Part of the issue, says Matthey, is that communication in the virtual world is very different—it lacks the immediacy of in-person contact, nuance is not easily conveyed or interpreted, and misunderstandings and conflicts are more difficult to resolve. L&D professionals need to help people re-learn business communication; they need to find ways of helping people maintain work relationships; they need to manage the knowledge transfer between team mates, subject matters experts, and new hires when those are onboarded.
“Your learning strategy must have methods to ensure your team has the tools and the means to develop new ways to collaborate,” she says. “You cannot run your office the way you used to because it is not the way it used to be.”
Hybrid technology and the hybrid roles that result
As jobs and technology alike become more complex, it is no longer possible to bring a single skill into the organization and call it good: that single skill is now just one component of the capabilities required for the job role. Matthey says: “The advancement in technology and how it is used globally requires hybrid tech roles to be an essential part of your business.
This, of course, raises the question of how to identify the skills needed, and how to replace them if someone in such a role leaves the organization.

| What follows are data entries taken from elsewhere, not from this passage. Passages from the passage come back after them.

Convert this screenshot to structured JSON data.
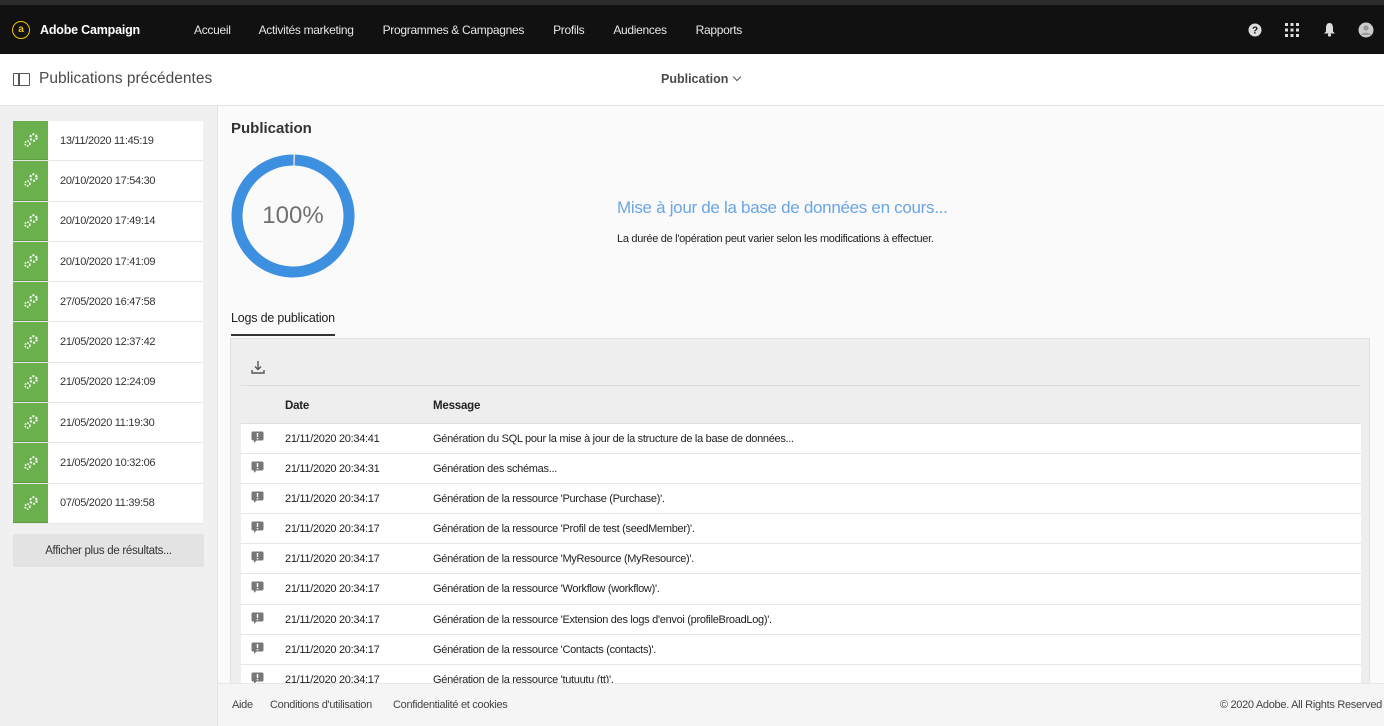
{
  "app": {
    "brand": "Adobe Campaign",
    "logo_glyph": "a",
    "nav": [
      "Accueil",
      "Activités marketing",
      "Programmes & Campagnes",
      "Profils",
      "Audiences",
      "Rapports"
    ],
    "icons": [
      "help-icon",
      "apps-grid-icon",
      "notifications-bell-icon",
      "user-avatar-icon"
    ]
  },
  "subheader": {
    "title": "Publications précédentes",
    "dropdown_label": "Publication"
  },
  "sidebar": {
    "history": [
      "13/11/2020 11:45:19",
      "20/10/2020 17:54:30",
      "20/10/2020 17:49:14",
      "20/10/2020 17:41:09",
      "27/05/2020 16:47:58",
      "21/05/2020 12:37:42",
      "21/05/2020 12:24:09",
      "21/05/2020 11:19:30",
      "21/05/2020 10:32:06",
      "07/05/2020 11:39:58"
    ],
    "more_button": "Afficher plus de résultats..."
  },
  "main": {
    "section_title": "Publication",
    "progress_value": 100,
    "progress_label": "100%",
    "status_title": "Mise à jour de la base de données en cours...",
    "status_desc": "La durée de l'opération peut varier selon les modifications à effectuer.",
    "tab_label": "Logs de publication",
    "columns": {
      "date": "Date",
      "message": "Message"
    },
    "logs": [
      {
        "date": "21/11/2020 20:34:41",
        "message": "Génération du SQL pour la mise à jour de la structure de la base de données..."
      },
      {
        "date": "21/11/2020 20:34:31",
        "message": "Génération des schémas..."
      },
      {
        "date": "21/11/2020 20:34:17",
        "message": "Génération de la ressource 'Purchase (Purchase)'."
      },
      {
        "date": "21/11/2020 20:34:17",
        "message": "Génération de la ressource 'Profil de test (seedMember)'."
      },
      {
        "date": "21/11/2020 20:34:17",
        "message": "Génération de la ressource 'MyResource (MyResource)'."
      },
      {
        "date": "21/11/2020 20:34:17",
        "message": "Génération de la ressource 'Workflow (workflow)'."
      },
      {
        "date": "21/11/2020 20:34:17",
        "message": "Génération de la ressource 'Extension des logs d'envoi (profileBroadLog)'."
      },
      {
        "date": "21/11/2020 20:34:17",
        "message": "Génération de la ressource 'Contacts (contacts)'."
      },
      {
        "date": "21/11/2020 20:34:17",
        "message": "Génération de la ressource 'tutuutu (tt)'."
      }
    ]
  },
  "footer": {
    "links": [
      "Aide",
      "Conditions d'utilisation",
      "Confidentialité et cookies"
    ],
    "copyright": "© 2020 Adobe. All Rights Reserved"
  },
  "colors": {
    "topbar": "#111111",
    "accent_green": "#6ab04c",
    "progress_blue": "#3d8fe0",
    "status_blue": "#6aa5e5"
  }
}
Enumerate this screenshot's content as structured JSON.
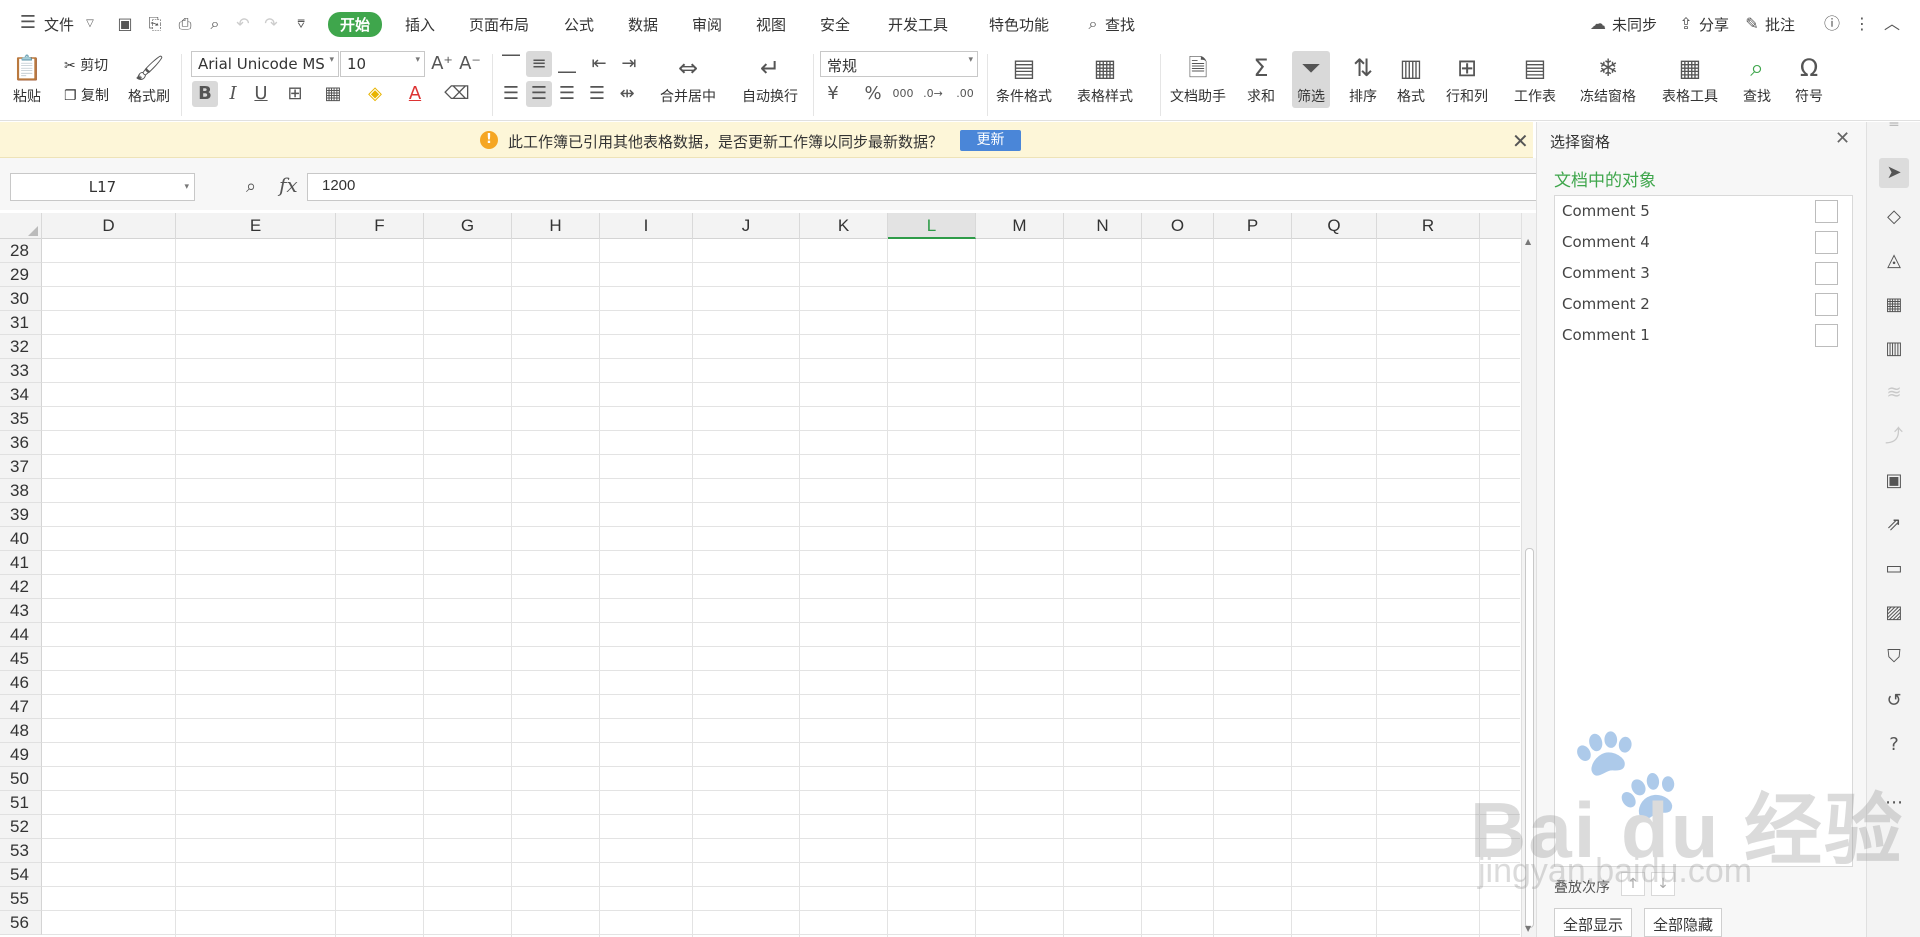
{
  "menubar": {
    "file_label": "文件",
    "tabs": [
      {
        "label": "开始"
      },
      {
        "label": "插入"
      },
      {
        "label": "页面布局"
      },
      {
        "label": "公式"
      },
      {
        "label": "数据"
      },
      {
        "label": "审阅"
      },
      {
        "label": "视图"
      },
      {
        "label": "安全"
      },
      {
        "label": "开发工具"
      },
      {
        "label": "特色功能"
      }
    ],
    "search_label": "查找",
    "sync_label": "未同步",
    "share_label": "分享",
    "comment_label": "批注"
  },
  "ribbon": {
    "paste": "粘贴",
    "cut": "剪切",
    "copy": "复制",
    "format_painter": "格式刷",
    "font_name": "Arial Unicode MS",
    "font_size": "10",
    "merge_center": "合并居中",
    "wrap_text": "自动换行",
    "number_format": "常规",
    "conditional_format": "条件格式",
    "table_style": "表格样式",
    "doc_assistant": "文档助手",
    "sum": "求和",
    "filter": "筛选",
    "sort": "排序",
    "format": "格式",
    "row_col": "行和列",
    "worksheet": "工作表",
    "freeze": "冻结窗格",
    "table_tools": "表格工具",
    "find": "查找",
    "symbol": "符号",
    "bold": "B",
    "italic": "I",
    "underline": "U"
  },
  "notice": {
    "text": "此工作簿已引用其他表格数据，是否更新工作簿以同步最新数据？",
    "update_button": "更新"
  },
  "formula_bar": {
    "cell_ref": "L17",
    "fx": "fx",
    "value": "1200"
  },
  "grid": {
    "columns": [
      "D",
      "E",
      "F",
      "G",
      "H",
      "I",
      "J",
      "K",
      "L",
      "M",
      "N",
      "O",
      "P",
      "Q",
      "R"
    ],
    "selected_column": "L",
    "rows": [
      "28",
      "29",
      "30",
      "31",
      "32",
      "33",
      "34",
      "35",
      "36",
      "37",
      "38",
      "39",
      "40",
      "41",
      "42",
      "43",
      "44",
      "45",
      "46",
      "47",
      "48",
      "49",
      "50",
      "51",
      "52",
      "53",
      "54",
      "55",
      "56"
    ]
  },
  "selection_pane": {
    "title": "选择窗格",
    "section": "文档中的对象",
    "objects": [
      {
        "name": "Comment 5"
      },
      {
        "name": "Comment 4"
      },
      {
        "name": "Comment 3"
      },
      {
        "name": "Comment 2"
      },
      {
        "name": "Comment 1"
      }
    ],
    "order_label": "叠放次序",
    "show_all": "全部显示",
    "hide_all": "全部隐藏"
  },
  "watermark": {
    "brand": "Bai du 经验",
    "url": "jingyan.baidu.com"
  },
  "colors": {
    "accent": "#3fa64c",
    "notice_bg": "#fdf6d8",
    "update_button": "#4a86d8"
  }
}
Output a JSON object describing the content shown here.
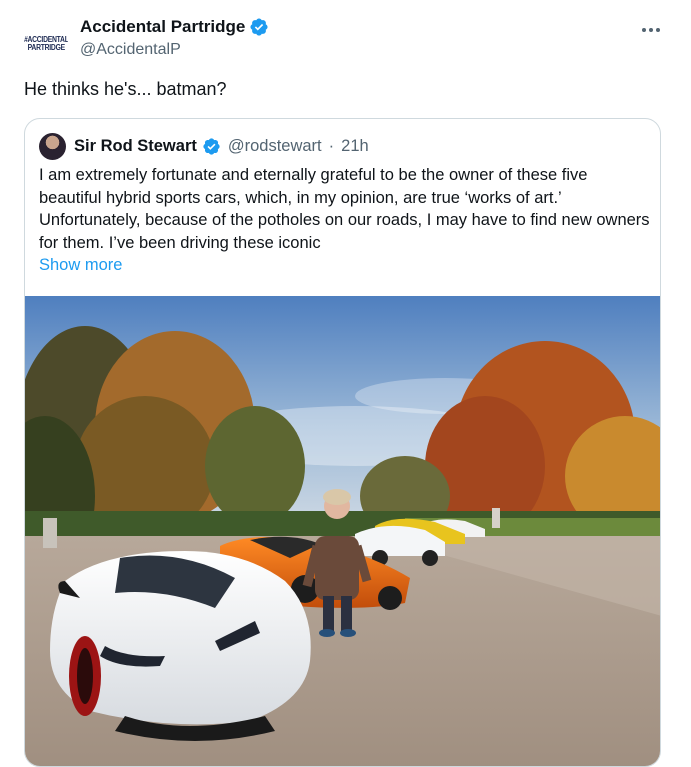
{
  "tweet": {
    "avatar_logo": "#ACCIDENTAL\nPARTRIDGE",
    "display_name": "Accidental Partridge",
    "handle": "@AccidentalP",
    "text": "He thinks he's... batman?"
  },
  "quoted": {
    "display_name": "Sir Rod Stewart",
    "handle": "@rodstewart",
    "separator": "·",
    "time": "21h",
    "text": "I am extremely fortunate and eternally grateful to be the owner of these five beautiful hybrid sports cars, which, in my opinion, are true ‘works of art.’ Unfortunately, because of the potholes on our roads, I may have to find new owners for them. I’ve been driving these iconic",
    "show_more": "Show more"
  },
  "colors": {
    "verified": "#1d9bf0",
    "link": "#1d9bf0",
    "secondary_text": "#536471",
    "border": "#cfd9de"
  },
  "icons": {
    "verified": "verified-badge-icon",
    "more": "more-dots-icon"
  }
}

Matthey shares a simple model for doing so:
Identify exactly what skills are required within each job role
Categorize these skills into key roles: for example, database developer versus tester versus customer support
Determine the level of expertise required in a particular skill for any given role
Assess team members holding that role on their level of competency in that skill
This model, says Matthey, allows quick and easy identification of skill gaps. More importantly, it shows where roles overlap, and how they can be modified or combined, or how people can move between them.
“Cross-skilling, upskilling, or diagonal-skilling your staff has so many benefits to you, to them, and to the organization,” she says. “It can become a key part of your career planning and your succession planning strategies.”